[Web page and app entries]
-- Opening Marker --
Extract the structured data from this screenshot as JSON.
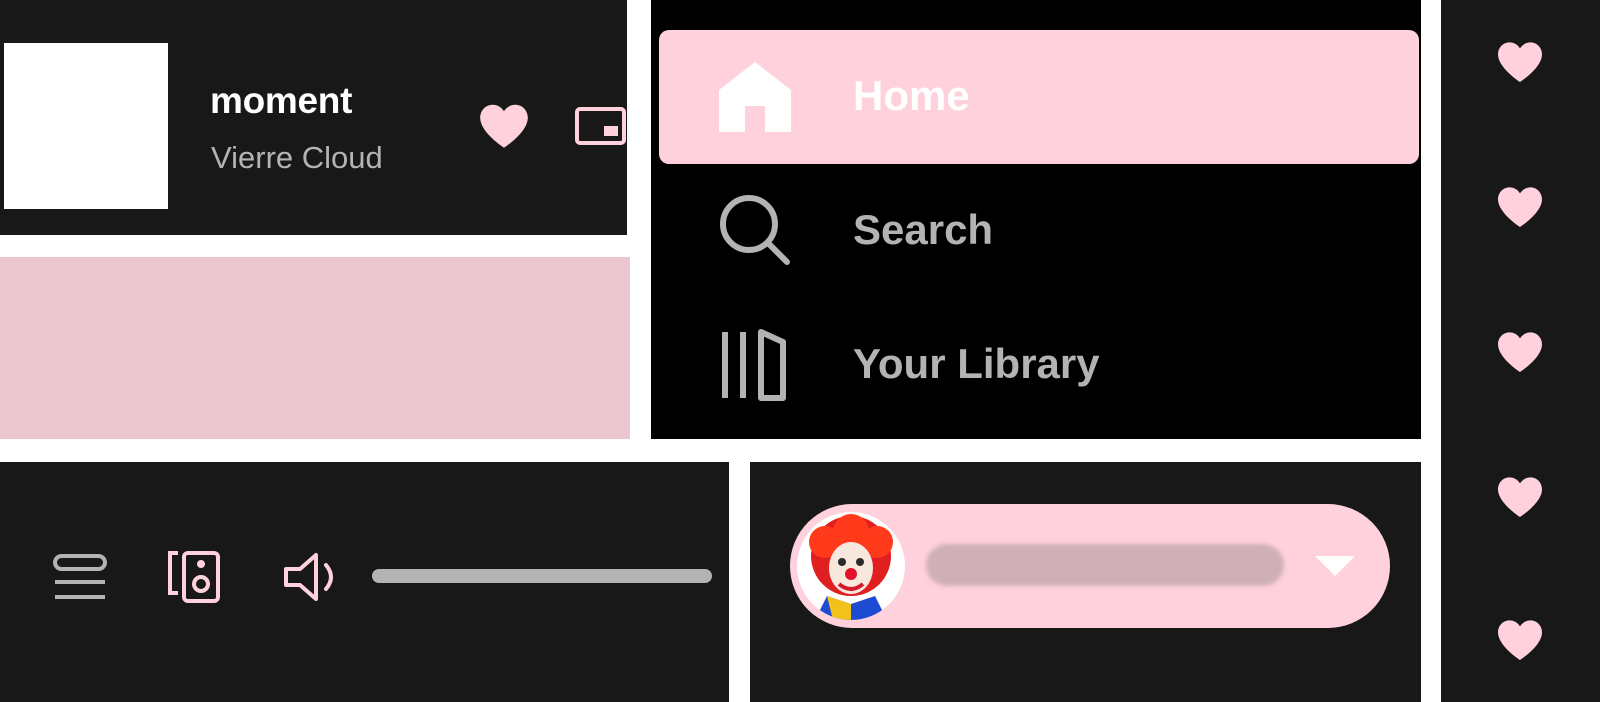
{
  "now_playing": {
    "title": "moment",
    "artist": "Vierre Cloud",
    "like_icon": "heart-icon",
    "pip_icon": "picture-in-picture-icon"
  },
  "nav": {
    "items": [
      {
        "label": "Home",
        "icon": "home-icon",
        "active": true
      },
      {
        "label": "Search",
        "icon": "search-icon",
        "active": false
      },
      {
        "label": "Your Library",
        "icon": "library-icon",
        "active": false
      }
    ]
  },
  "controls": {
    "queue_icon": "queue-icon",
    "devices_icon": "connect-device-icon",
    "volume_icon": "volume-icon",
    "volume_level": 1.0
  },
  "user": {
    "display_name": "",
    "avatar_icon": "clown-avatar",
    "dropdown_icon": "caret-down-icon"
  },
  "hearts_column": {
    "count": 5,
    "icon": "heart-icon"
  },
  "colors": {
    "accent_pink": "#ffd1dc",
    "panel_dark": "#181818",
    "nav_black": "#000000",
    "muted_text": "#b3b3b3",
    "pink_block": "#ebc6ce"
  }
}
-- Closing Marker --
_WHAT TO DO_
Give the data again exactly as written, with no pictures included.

_SOLUTION TO THIS EXERCISE_
Extract the structured data from this screenshot as JSON.
{
  "now_playing": {
    "title": "moment",
    "artist": "Vierre Cloud",
    "like_icon": "heart-icon",
    "pip_icon": "picture-in-picture-icon"
  },
  "nav": {
    "items": [
      {
        "label": "Home",
        "icon": "home-icon",
        "active": true
      },
      {
        "label": "Search",
        "icon": "search-icon",
        "active": false
      },
      {
        "label": "Your Library",
        "icon": "library-icon",
        "active": false
      }
    ]
  },
  "controls": {
    "queue_icon": "queue-icon",
    "devices_icon": "connect-device-icon",
    "volume_icon": "volume-icon",
    "volume_level": 1.0
  },
  "user": {
    "display_name": "",
    "avatar_icon": "clown-avatar",
    "dropdown_icon": "caret-down-icon"
  },
  "hearts_column": {
    "count": 5,
    "icon": "heart-icon"
  },
  "colors": {
    "accent_pink": "#ffd1dc",
    "panel_dark": "#181818",
    "nav_black": "#000000",
    "muted_text": "#b3b3b3",
    "pink_block": "#ebc6ce"
  }
}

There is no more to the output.